» **TASK BRIEF**
Scan the listing below for the word "time" and copy every line that has it.

» **SUPPLIED INFORMATION**
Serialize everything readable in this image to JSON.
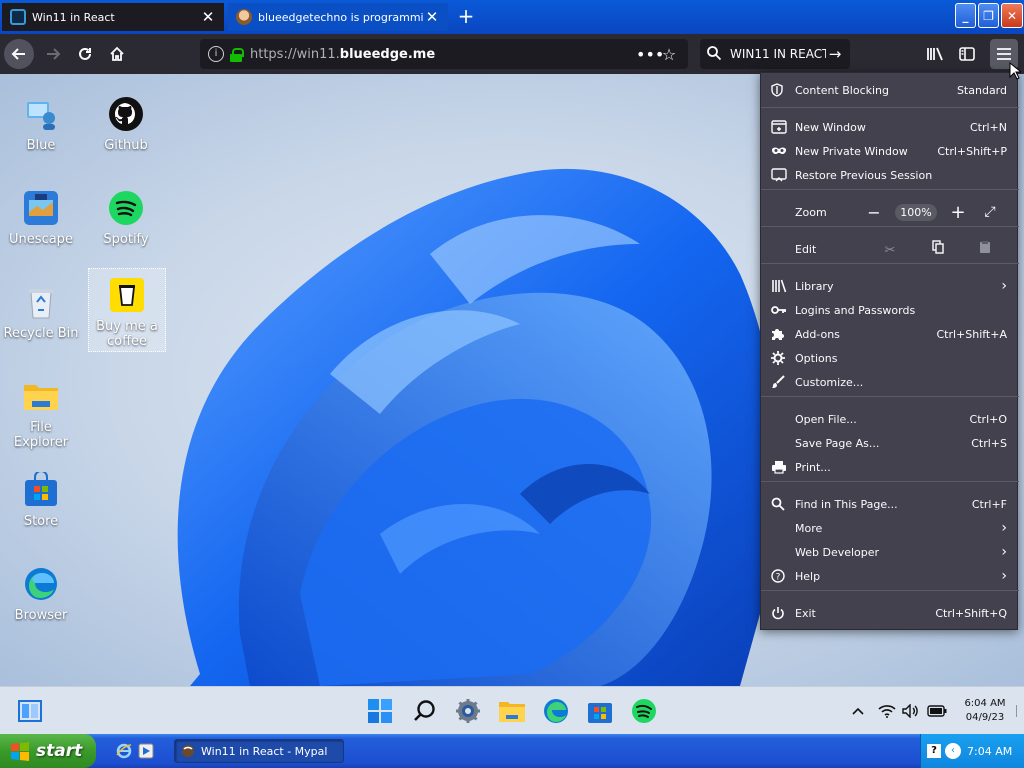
{
  "browser": {
    "tabs": [
      {
        "label": "Win11 in React",
        "active": true
      },
      {
        "label": "blueedgetechno is programming a",
        "active": false
      }
    ],
    "url": {
      "scheme": "https://win11.",
      "domain": "blueedge.me"
    },
    "search": {
      "value": "WIN11 IN REACT"
    }
  },
  "desktop_icons": [
    {
      "label": "Blue"
    },
    {
      "label": "Github"
    },
    {
      "label": "Unescape"
    },
    {
      "label": "Spotify"
    },
    {
      "label": "Recycle Bin"
    },
    {
      "label": "Buy me a coffee"
    },
    {
      "label": "File Explorer"
    },
    {
      "label": "Store"
    },
    {
      "label": "Browser"
    }
  ],
  "menu": {
    "content_blocking": {
      "label": "Content Blocking",
      "value": "Standard"
    },
    "new_window": {
      "label": "New Window",
      "shortcut": "Ctrl+N"
    },
    "new_private_window": {
      "label": "New Private Window",
      "shortcut": "Ctrl+Shift+P"
    },
    "restore_session": {
      "label": "Restore Previous Session"
    },
    "zoom": {
      "label": "Zoom",
      "level": "100%"
    },
    "edit": {
      "label": "Edit"
    },
    "library": {
      "label": "Library"
    },
    "logins": {
      "label": "Logins and Passwords"
    },
    "addons": {
      "label": "Add-ons",
      "shortcut": "Ctrl+Shift+A"
    },
    "options": {
      "label": "Options"
    },
    "customize": {
      "label": "Customize..."
    },
    "open_file": {
      "label": "Open File...",
      "shortcut": "Ctrl+O"
    },
    "save_page": {
      "label": "Save Page As...",
      "shortcut": "Ctrl+S"
    },
    "print": {
      "label": "Print..."
    },
    "find": {
      "label": "Find in This Page...",
      "shortcut": "Ctrl+F"
    },
    "more": {
      "label": "More"
    },
    "web_developer": {
      "label": "Web Developer"
    },
    "help": {
      "label": "Help"
    },
    "exit": {
      "label": "Exit",
      "shortcut": "Ctrl+Shift+Q"
    }
  },
  "win11_taskbar": {
    "time": "6:04 AM",
    "date": "04/9/23"
  },
  "xp_taskbar": {
    "start_label": "start",
    "task_label": "Win11 in React - Mypal",
    "clock": "7:04 AM"
  },
  "colors": {
    "browser_chrome": "#2b2a33",
    "menu_bg": "#42414d",
    "xp_blue": "#245edb",
    "xp_start_green": "#3a9a2a",
    "win11_taskbar": "#dbe4ee"
  }
}
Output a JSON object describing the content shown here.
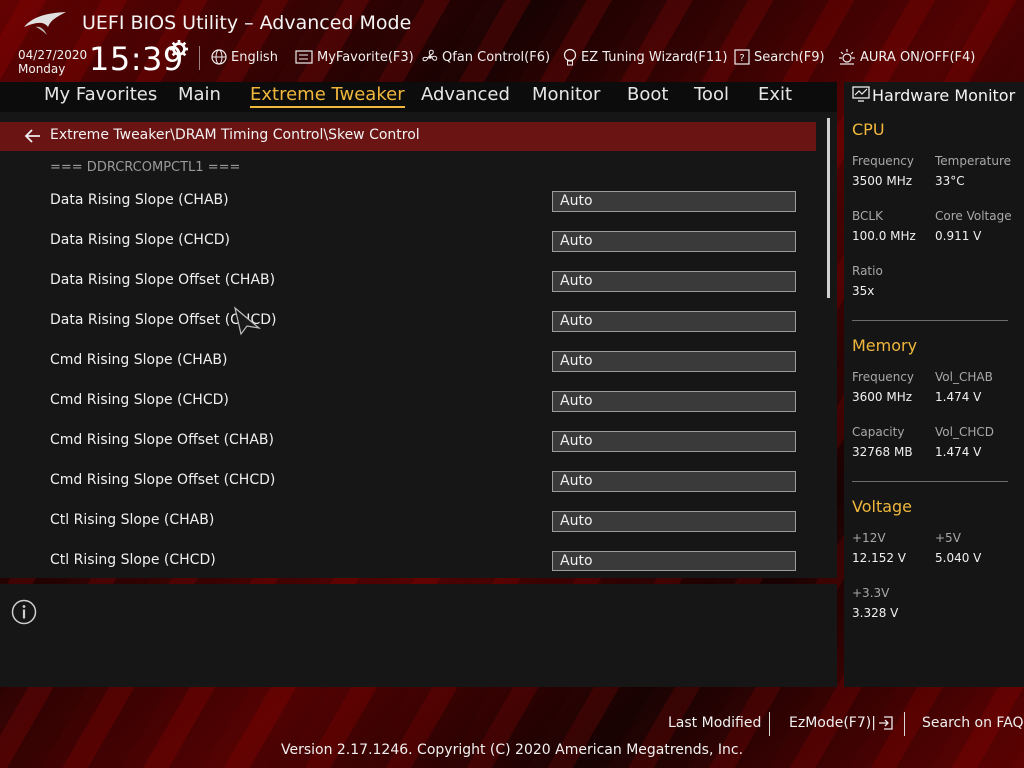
{
  "app": {
    "title": "UEFI BIOS Utility – Advanced Mode",
    "date": "04/27/2020",
    "day": "Monday",
    "time": "15:39"
  },
  "toolbar": {
    "language": "English",
    "myfavorite": "MyFavorite(F3)",
    "qfan": "Qfan Control(F6)",
    "ez_tuning": "EZ Tuning Wizard(F11)",
    "search": "Search(F9)",
    "aura": "AURA ON/OFF(F4)"
  },
  "tabs": [
    {
      "label": "My Favorites"
    },
    {
      "label": "Main"
    },
    {
      "label": "Extreme Tweaker",
      "active": true
    },
    {
      "label": "Advanced"
    },
    {
      "label": "Monitor"
    },
    {
      "label": "Boot"
    },
    {
      "label": "Tool"
    },
    {
      "label": "Exit"
    }
  ],
  "breadcrumb": "Extreme Tweaker\\DRAM Timing Control\\Skew Control",
  "section_header": "=== DDRCRCOMPCTL1 ===",
  "settings": [
    {
      "label": "Data Rising Slope (CHAB)",
      "value": "Auto"
    },
    {
      "label": "Data Rising Slope (CHCD)",
      "value": "Auto"
    },
    {
      "label": "Data Rising Slope Offset (CHAB)",
      "value": "Auto"
    },
    {
      "label": "Data Rising Slope Offset (CHCD)",
      "value": "Auto"
    },
    {
      "label": "Cmd Rising Slope (CHAB)",
      "value": "Auto"
    },
    {
      "label": "Cmd Rising Slope (CHCD)",
      "value": "Auto"
    },
    {
      "label": "Cmd Rising Slope Offset (CHAB)",
      "value": "Auto"
    },
    {
      "label": "Cmd Rising Slope Offset (CHCD)",
      "value": "Auto"
    },
    {
      "label": "Ctl Rising Slope (CHAB)",
      "value": "Auto"
    },
    {
      "label": "Ctl Rising Slope (CHCD)",
      "value": "Auto"
    }
  ],
  "hw": {
    "title": "Hardware Monitor",
    "cpu": {
      "heading": "CPU",
      "freq_label": "Frequency",
      "freq": "3500 MHz",
      "temp_label": "Temperature",
      "temp": "33°C",
      "bclk_label": "BCLK",
      "bclk": "100.0 MHz",
      "cvolt_label": "Core Voltage",
      "cvolt": "0.911 V",
      "ratio_label": "Ratio",
      "ratio": "35x"
    },
    "memory": {
      "heading": "Memory",
      "freq_label": "Frequency",
      "freq": "3600 MHz",
      "volab_label": "Vol_CHAB",
      "volab": "1.474 V",
      "cap_label": "Capacity",
      "cap": "32768 MB",
      "volcd_label": "Vol_CHCD",
      "volcd": "1.474 V"
    },
    "voltage": {
      "heading": "Voltage",
      "v12_label": "+12V",
      "v12": "12.152 V",
      "v5_label": "+5V",
      "v5": "5.040 V",
      "v33_label": "+3.3V",
      "v33": "3.328 V"
    }
  },
  "footer": {
    "last_modified": "Last Modified",
    "ezmode": "EzMode(F7)|",
    "search_faq": "Search on FAQ",
    "copyright": "Version 2.17.1246. Copyright (C) 2020 American Megatrends, Inc."
  },
  "colors": {
    "accent": "#f0b73c",
    "breadcrumb_bg": "#6b1414",
    "panel_bg": "#161616"
  },
  "icons": [
    "rog-logo",
    "gear-icon",
    "globe-icon",
    "favorite-icon",
    "fan-icon",
    "bulb-icon",
    "search-icon",
    "aura-icon",
    "back-arrow-icon",
    "info-icon",
    "monitor-icon",
    "exit-icon"
  ]
}
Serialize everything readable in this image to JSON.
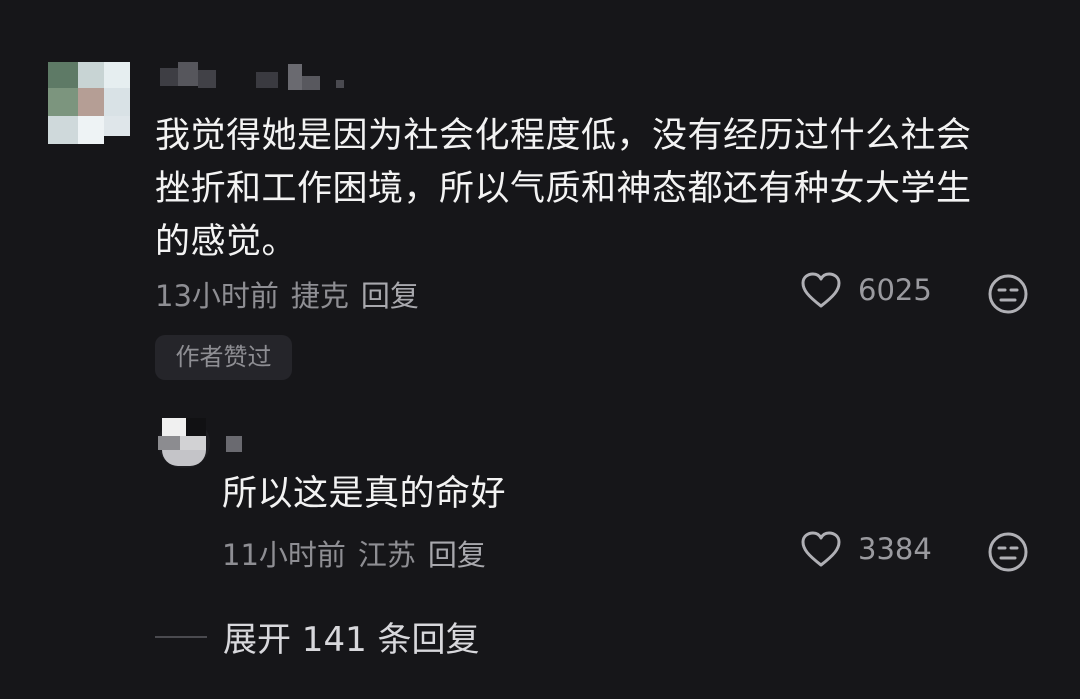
{
  "comment": {
    "text": "我觉得她是因为社会化程度低，没有经历过什么社会\n挫折和工作困境，所以气质和神态都还有种女大学生\n的感觉。",
    "time": "13小时前",
    "location": "捷克",
    "reply_label": "回复",
    "like_count": "6025",
    "author_badge": "作者赞过"
  },
  "reply": {
    "text": "所以这是真的命好",
    "time": "11小时前",
    "location": "江苏",
    "reply_label": "回复",
    "like_count": "3384"
  },
  "expand": {
    "label": "展开 141 条回复"
  },
  "icons": {
    "like": "heart-outline-icon",
    "dislike": "meh-face-icon"
  },
  "colors": {
    "background": "#161619",
    "primary_text": "#f3f3f3",
    "secondary_text": "#8e8e93"
  }
}
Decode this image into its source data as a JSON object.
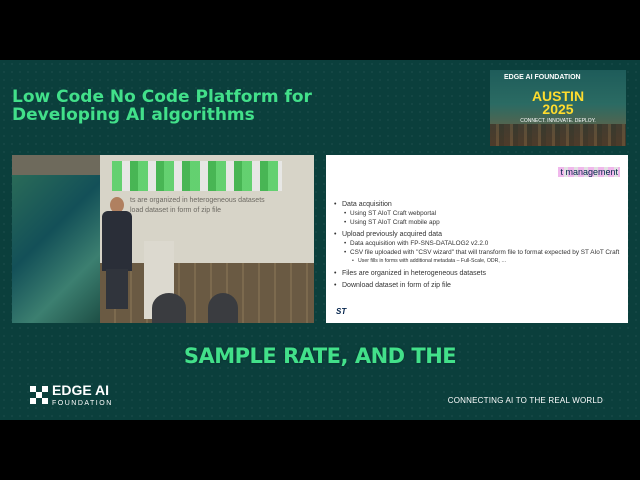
{
  "header": {
    "title_line1": "Low Code No Code Platform for",
    "title_line2": "Developing AI algorithms"
  },
  "event_badge": {
    "org": "EDGE AI FOUNDATION",
    "city": "AUSTIN",
    "year": "2025",
    "tagline": "CONNECT. INNOVATE. DEPLOY."
  },
  "video_overlay": {
    "ghost_text_1": "ts are organized in heterogeneous datasets",
    "ghost_text_2": "load dataset in form of zip file"
  },
  "slide": {
    "title": "t management",
    "bullets": [
      {
        "level": 1,
        "text": "Data acquisition"
      },
      {
        "level": 2,
        "text": "Using ST AIoT Craft webportal"
      },
      {
        "level": 2,
        "text": "Using ST AIoT Craft mobile app"
      },
      {
        "level": 1,
        "text": "Upload previously acquired data"
      },
      {
        "level": 2,
        "text": "Data acquisition with FP-SNS-DATALOG2 v2.2.0"
      },
      {
        "level": 2,
        "text": "CSV file uploaded with \"CSV wizard\" that will transform file to format expected by ST AIoT Craft"
      },
      {
        "level": 3,
        "text": "User fills in forms with additional metadata – Full-Scale, ODR, …"
      },
      {
        "level": 1,
        "text": "Files are organized in heterogeneous datasets"
      },
      {
        "level": 1,
        "text": "Download dataset in form of zip file"
      }
    ],
    "logo": "ST"
  },
  "caption": "SAMPLE RATE, AND THE",
  "footer": {
    "brand": "EDGE AI",
    "foundation": "FOUNDATION",
    "tagline": "CONNECTING AI TO THE REAL WORLD"
  },
  "colors": {
    "background": "#0b3f3c",
    "accent_green": "#42e08a",
    "letterbox": "#000000"
  }
}
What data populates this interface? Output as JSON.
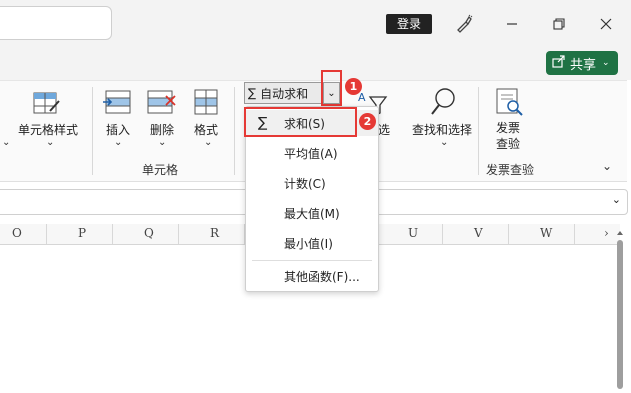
{
  "titlebar": {
    "login_label": "登录",
    "icons": [
      "pen-brush-icon",
      "minimize-icon",
      "restore-icon",
      "close-icon"
    ]
  },
  "share": {
    "label": "共享",
    "icon": "share-icon"
  },
  "ribbon": {
    "cell_style_label": "单元格样式",
    "insert_label": "插入",
    "delete_label": "删除",
    "format_label": "格式",
    "cells_group_label": "单元格",
    "autosum_label": "自动求和",
    "autosum_symbol": "∑",
    "filter_label": "筛选",
    "find_select_label": "查找和选择",
    "invoice_check_line1": "发票",
    "invoice_check_line2": "查验",
    "invoice_group_label": "发票查验"
  },
  "callouts": {
    "one": "1",
    "two": "2"
  },
  "menu": {
    "sum_symbol": "∑",
    "items": [
      "求和(S)",
      "平均值(A)",
      "计数(C)",
      "最大值(M)",
      "最小值(I)",
      "其他函数(F)..."
    ]
  },
  "columns": [
    "O",
    "P",
    "Q",
    "R",
    "U",
    "V",
    "W"
  ],
  "accent_colors": {
    "share_green": "#1f7244",
    "callout_red": "#e53935"
  }
}
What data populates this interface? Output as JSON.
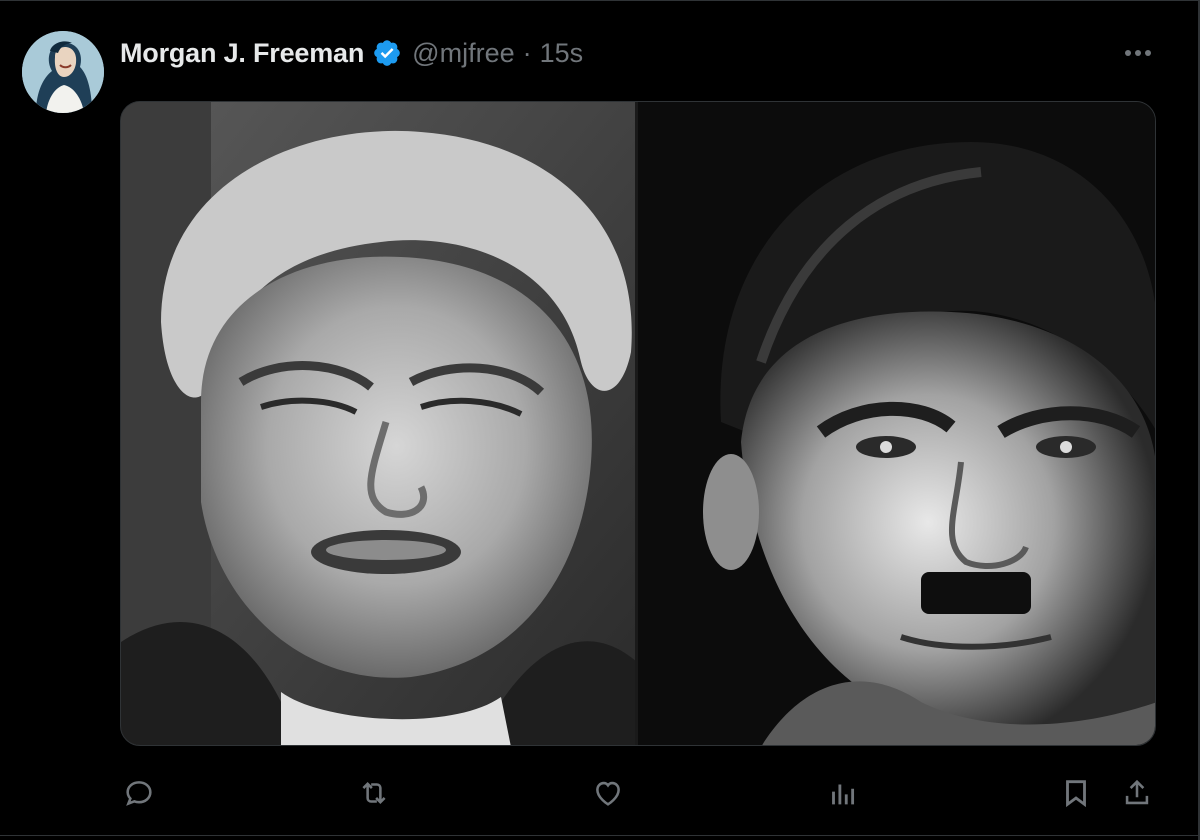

» **FINISHED TASK**
    "time": "6:04 AM",
    "time": "15:39"
    "time": "13小时前",
    "time": "11小时前",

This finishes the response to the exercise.